The Prince (Italian: Il Principe) is a political treatise by the Italian diplomat, historian and political theorist Niccolò Machiavelli. From correspondence a version appears to have been distributed in 1513, using a Latin title, De Principatibus (About Principalities). But the printed version was not published until 1532, five years after Machiavelli's death. This was done with the permission of the Medici pope Clement VII, but "long before then, in fact since the first appearance of the Prince in manuscript, controversy had swirled about his writings".[1]

Although it was written as if it were a traditional work in the Mirror of Princes style, it is generally agreed that it was especially innovative, and not only because it was written in Italian rather than Latin.[2] The Prince is sometimes claimed to be one of the first works of modern philosophy, in which the effective truth is taken to be more important than any abstract ideal. It was also in direct conflict with the dominant Catholic and scholastic doctrines of the time concerning how to consider politics and ethics.[3][4]

Although it is relatively short, the treatise is the most remembered of his works and the one most responsible for bringing "Machiavellian" into wide usage as a pejorative term. It also helped make "Old Nick" an English term for the devil, and even contributed to the modern negative connotations of the words "politics" and "politician" in western countries.[5] In terms of subject matter it overlaps with the much longer Discourses on Livy, which was written a few years later. In its use of examples who were politically active Italians who perpetrated criminal deeds for politics, another lesser-known work by Machiavelli which The Prince has been compared to is the Life of Castruccio Castracani.

The descriptions within The Prince have the general theme of accepting that ends of princes, such as glory, and indeed survival, can justify the use of immoral means to achieve those ends.[6]


Links to Online Texts


Study Notes for The Prince

Suggested Reading Schedule

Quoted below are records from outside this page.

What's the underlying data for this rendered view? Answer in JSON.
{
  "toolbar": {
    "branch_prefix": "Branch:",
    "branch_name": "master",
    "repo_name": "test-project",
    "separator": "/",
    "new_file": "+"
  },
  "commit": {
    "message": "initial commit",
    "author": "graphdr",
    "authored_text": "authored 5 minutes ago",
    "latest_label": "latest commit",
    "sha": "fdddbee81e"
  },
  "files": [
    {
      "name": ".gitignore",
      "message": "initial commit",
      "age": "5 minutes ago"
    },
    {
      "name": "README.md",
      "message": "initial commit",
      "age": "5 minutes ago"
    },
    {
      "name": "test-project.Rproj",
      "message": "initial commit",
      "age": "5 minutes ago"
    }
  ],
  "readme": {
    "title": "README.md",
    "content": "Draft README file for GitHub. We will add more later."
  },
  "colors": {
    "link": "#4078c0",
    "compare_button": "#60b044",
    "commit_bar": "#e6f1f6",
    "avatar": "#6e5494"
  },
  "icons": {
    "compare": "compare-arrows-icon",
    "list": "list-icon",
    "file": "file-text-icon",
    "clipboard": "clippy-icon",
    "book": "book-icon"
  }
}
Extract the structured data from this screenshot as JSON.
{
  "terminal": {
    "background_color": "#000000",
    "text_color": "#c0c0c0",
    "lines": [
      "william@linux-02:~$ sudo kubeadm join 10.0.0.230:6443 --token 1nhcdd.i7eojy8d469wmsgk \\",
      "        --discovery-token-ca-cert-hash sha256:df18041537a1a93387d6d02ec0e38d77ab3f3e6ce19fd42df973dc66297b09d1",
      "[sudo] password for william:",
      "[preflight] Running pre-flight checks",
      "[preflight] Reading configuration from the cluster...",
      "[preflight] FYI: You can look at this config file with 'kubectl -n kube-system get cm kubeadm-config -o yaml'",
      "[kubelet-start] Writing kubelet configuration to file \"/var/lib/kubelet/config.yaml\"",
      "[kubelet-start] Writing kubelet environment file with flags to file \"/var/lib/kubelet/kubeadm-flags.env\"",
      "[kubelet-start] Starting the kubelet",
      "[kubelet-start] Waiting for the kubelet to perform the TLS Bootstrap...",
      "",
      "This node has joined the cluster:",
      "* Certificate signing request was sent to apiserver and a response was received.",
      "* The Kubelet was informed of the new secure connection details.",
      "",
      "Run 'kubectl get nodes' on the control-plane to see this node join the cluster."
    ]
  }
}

This book is very short, and can be read quickly.  I would suggest reading it at your leisure, and thinking more deeply about the reasons why Machiavelli wrote this philosophical treatise.